As I sat in church this morning, a totally random experience creeped into my thoughts. Except it was not so random because it had happened to me on my way to church- albeit many years ago.
Some years ago, I set out to attend the early morning service at an unnamed church. As I was wont to do, I hailed an ‘okada’, gingerly climbed on (gown and all) and began the ride. The wind whipped past as we sped on and I let my thoughts wander- I hoped I would not miss the praise session, I wondered what I would eat for lunch and how I would spend the rest of my day.
As we turned into the street leading to the church, my thoughts turned to getting the right amount of change for the driver to avoid any delay.

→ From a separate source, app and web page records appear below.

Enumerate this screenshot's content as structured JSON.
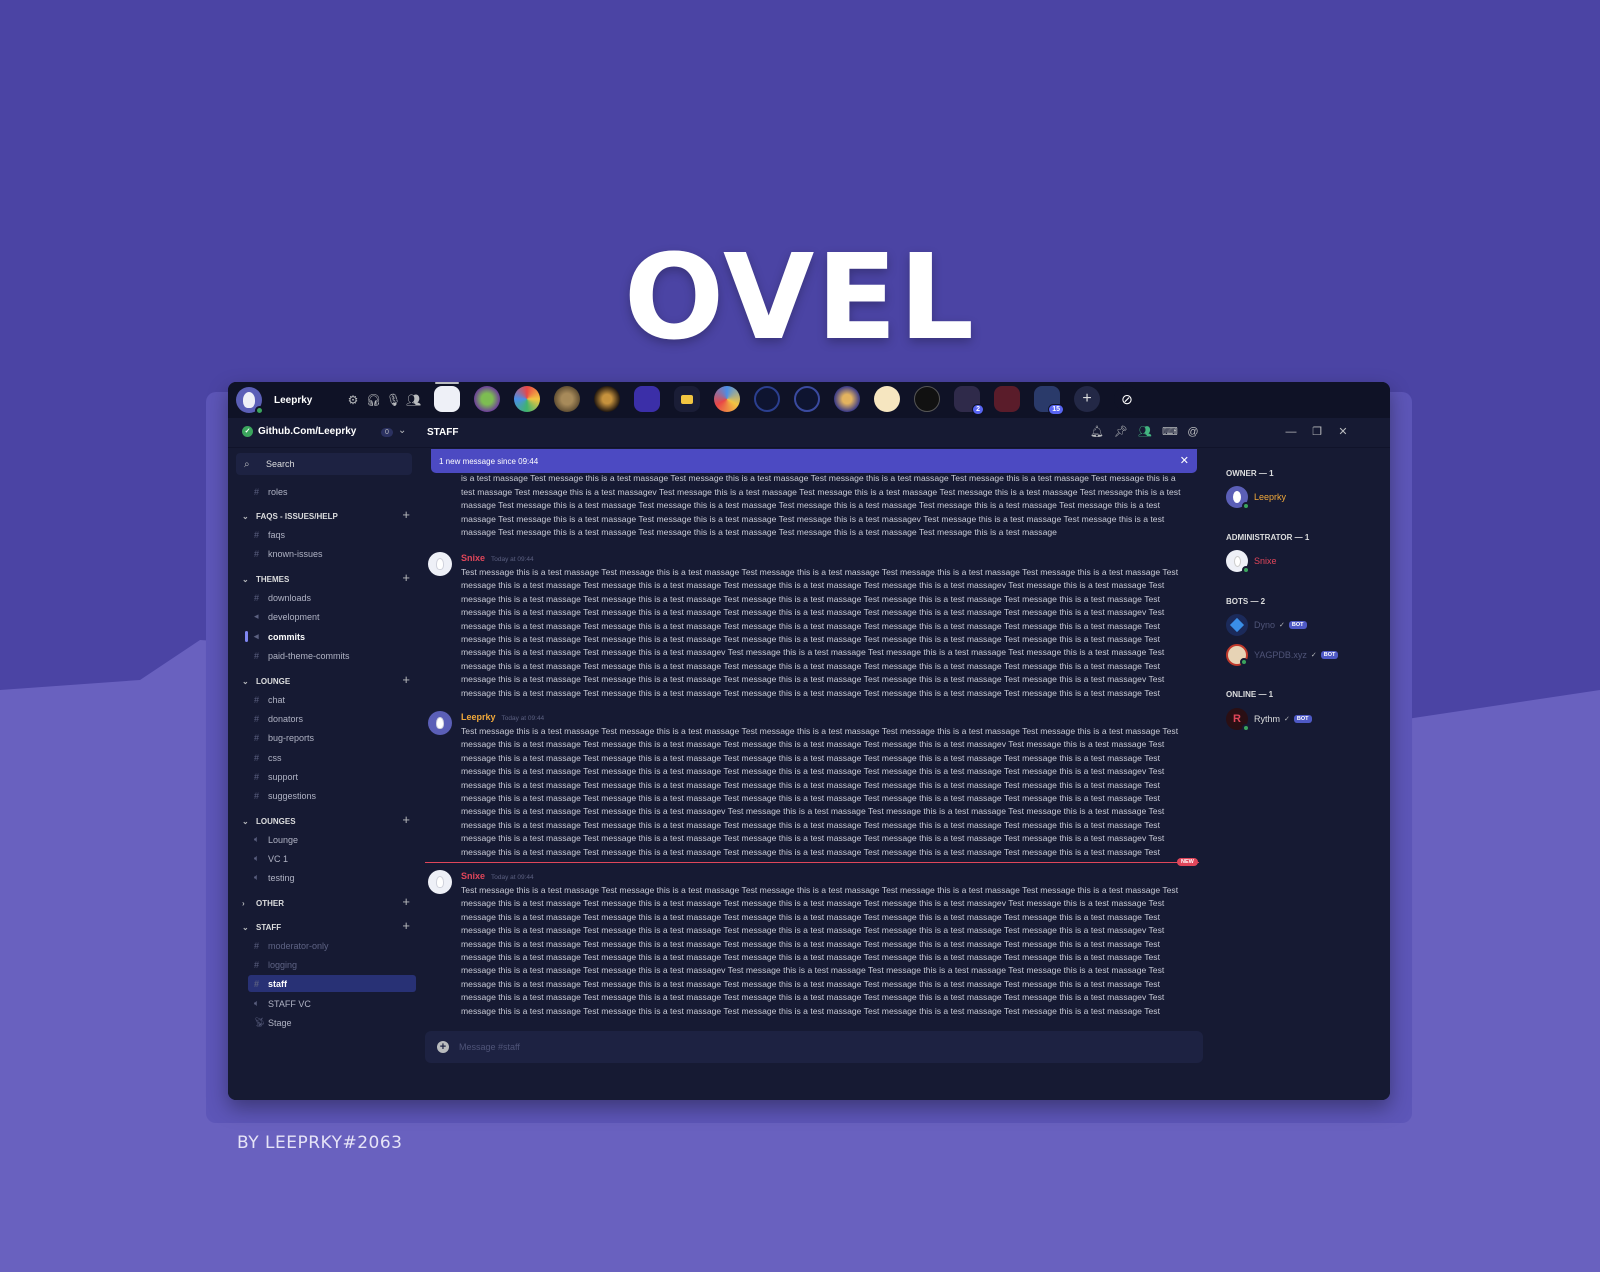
{
  "hero": {
    "title": "OVEL",
    "credit": "BY LEEPRKY#2063"
  },
  "colors": {
    "background": "#4b44a4",
    "window": "#161a33",
    "accent": "#4c4ac2",
    "online": "#3ba55d",
    "mention": "#e0465a"
  },
  "user_panel": {
    "username": "Leeprky",
    "icons": [
      "settings-icon",
      "headphones-icon",
      "microphone-icon",
      "friends-icon"
    ]
  },
  "guild_badges": {
    "g14": "2",
    "g16": "15"
  },
  "server": {
    "name": "Github.Com/Leeprky",
    "count": "0"
  },
  "channel_header": {
    "title": "STAFF",
    "icons": [
      "bell-icon",
      "pin-icon",
      "members-icon",
      "keyboard-icon",
      "mention-icon"
    ]
  },
  "sidebar": {
    "search_placeholder": "Search",
    "top_channels": [
      "roles"
    ],
    "categories": [
      {
        "name": "FAQS - ISSUES/HELP",
        "channels": [
          "faqs",
          "known-issues"
        ]
      },
      {
        "name": "THEMES",
        "channels": [
          "downloads",
          "development",
          "commits",
          "paid-theme-commits"
        ]
      },
      {
        "name": "LOUNGE",
        "channels": [
          "chat",
          "donators",
          "bug-reports",
          "css",
          "support",
          "suggestions"
        ]
      },
      {
        "name": "LOUNGES",
        "channels": [
          "Lounge",
          "VC 1",
          "testing"
        ]
      },
      {
        "name": "OTHER",
        "channels": []
      },
      {
        "name": "STAFF",
        "channels": [
          "moderator-only",
          "logging",
          "staff",
          "STAFF VC",
          "Stage"
        ]
      }
    ]
  },
  "chat": {
    "banner": "1 new message since 09:44",
    "partial_message": "this is a test massage Test message this is a test massage Test message this is a test massage Test message this is a test massage Test message this is a test massage Test message this is a test massage Test message this is a test massage Test message this is a test massage Test message this is a test massage Test message this is a test massage Test message this is a test massage Test message this is a test massagev Test message this is a test massage Test message this is a test massage Test message this is a test massage Test message this is a test massage Test message this is a test massage Test message this is a test massage Test message this is a test massage Test message this is a test massage Test message this is a test massage Test message this is a test massage Test message this is a test massage Test message this is a test massagev Test message this is a test massage Test message this is a test massage Test message this is a test massage Test message this is a test massage Test message this is a test massage Test message this is a test massage",
    "messages": [
      {
        "author": "Snixe",
        "time": "Today at 09:44",
        "text": "Test message this is a test massage Test message this is a test massage Test message this is a test massage Test message this is a test massage Test message this is a test massage Test message this is a test massage Test message this is a test massage Test message this is a test massage Test message this is a test massagev Test message this is a test massage Test message this is a test massage Test message this is a test massage Test message this is a test massage Test message this is a test massage Test message this is a test massage Test message this is a test massage Test message this is a test massage Test message this is a test massage Test message this is a test massage Test message this is a test massagev Test message this is a test massage Test message this is a test massage Test message this is a test massage Test message this is a test massage Test message this is a test massage Test message this is a test massage Test message this is a test massage Test message this is a test massage Test message this is a test massage Test message this is a test massage Test message this is a test massage Test message this is a test massagev Test message this is a test massage Test message this is a test massage Test message this is a test massage Test message this is a test massage Test message this is a test massage Test message this is a test massage Test message this is a test massage Test message this is a test massage Test message this is a test massage Test message this is a test massage Test message this is a test massage Test message this is a test massage Test message this is a test massagev Test message this is a test massage Test message this is a test massage Test message this is a test massage Test message this is a test massage Test message this is a test massage Test message this is a test massage"
      },
      {
        "author": "Leeprky",
        "time": "Today at 09:44",
        "text": "Test message this is a test massage Test message this is a test massage Test message this is a test massage Test message this is a test massage Test message this is a test massage Test message this is a test massage Test message this is a test massage Test message this is a test massage Test message this is a test massagev Test message this is a test massage Test message this is a test massage Test message this is a test massage Test message this is a test massage Test message this is a test massage Test message this is a test massage Test message this is a test massage Test message this is a test massage Test message this is a test massage Test message this is a test massage Test message this is a test massagev Test message this is a test massage Test message this is a test massage Test message this is a test massage Test message this is a test massage Test message this is a test massage Test message this is a test massage Test message this is a test massage Test message this is a test massage Test message this is a test massage Test message this is a test massage Test message this is a test massage Test message this is a test massagev Test message this is a test massage Test message this is a test massage Test message this is a test massage Test message this is a test massage Test message this is a test massage Test message this is a test massage Test message this is a test massage Test message this is a test massage Test message this is a test massage Test message this is a test massage Test message this is a test massage Test message this is a test massage Test message this is a test massagev Test message this is a test massage Test message this is a test massage Test message this is a test massage Test message this is a test massage Test message this is a test massage Test message this is a test massage"
      },
      {
        "author": "Snixe",
        "time": "Today at 09:44",
        "text": "Test message this is a test massage Test message this is a test massage Test message this is a test massage Test message this is a test massage Test message this is a test massage Test message this is a test massage Test message this is a test massage Test message this is a test massage Test message this is a test massagev Test message this is a test massage Test message this is a test massage Test message this is a test massage Test message this is a test massage Test message this is a test massage Test message this is a test massage Test message this is a test massage Test message this is a test massage Test message this is a test massage Test message this is a test massage Test message this is a test massagev Test message this is a test massage Test message this is a test massage Test message this is a test massage Test message this is a test massage Test message this is a test massage Test message this is a test massage Test message this is a test massage Test message this is a test massage Test message this is a test massage Test message this is a test massage Test message this is a test massage Test message this is a test massagev Test message this is a test massage Test message this is a test massage Test message this is a test massage Test message this is a test massage Test message this is a test massage Test message this is a test massage Test message this is a test massage Test message this is a test massage Test message this is a test massage Test message this is a test massage Test message this is a test massage Test message this is a test massage Test message this is a test massagev Test message this is a test massage Test message this is a test massage Test message this is a test massage Test message this is a test massage Test message this is a test massage Test message this is a test massage"
      }
    ],
    "new_tag": "NEW",
    "composer_placeholder": "Message #staff"
  },
  "members": {
    "groups": [
      {
        "label": "OWNER — 1",
        "members": [
          {
            "name": "Leeprky"
          }
        ]
      },
      {
        "label": "ADMINISTRATOR — 1",
        "members": [
          {
            "name": "Snixe"
          }
        ]
      },
      {
        "label": "BOTS — 2",
        "members": [
          {
            "name": "Dyno",
            "tag": "BOT"
          },
          {
            "name": "YAGPDB.xyz",
            "tag": "BOT"
          }
        ]
      },
      {
        "label": "ONLINE — 1",
        "members": [
          {
            "name": "Rythm",
            "tag": "BOT"
          }
        ]
      }
    ]
  }
}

About 20 steps or a minutes ride to the church, the okada rider sped into a culvert and lost his balance. The details are hazy as everything happened quickly, but I was crying, my right leg had been burnt by the exhaust tube and my left thigh was grazed raw by the kerb.
As other okada riders gathered around to help, I saw -through tear filled eyes- my church members, driving past and headed to church. A few looked right at me and glanced away, others didn’t even bother.
So I sat there, on the road, hurt and teary, only a few steps from my church, while my fate was decided by a few okada riders. Finally, I was helped back on the bike (imagine!) and I was driven back to my uncle’s house. Thereafter, I was taken to the Pharmacist, and you know what followed.
Why did my church members see me, clearly wounded and hurt and ride on? Clearly, I wasn’t easily recognizable after a great fall of a speeding bike. But even if I wasn’t a church member, I was a young lady- not mentally insane- who was in some pain. Was it too much to expect some concern no matter how superficial from those with whom I fellowshipped? From the body of Christ?
You can say this was a modern day version of the ‘Good Samaritan.’ I am sure we all ooohheed and aaahhed at the levites and prophets who would not stop to help the man who was badly beaten and injured. Only we do it every day in the business and busyness of our daily lives:
All those years ago and I can’t say the tale has changed. If anything the pace has quickened and days pass by in a haze. Can we actually interrupt our lives to affect, infect and impact those hurting around us?
This is the question we must all answer.
For all those who do, kudos. Continue to be the light.
P.S: Self-righteousness, eye service or superficial concern do not a good Samaritan make.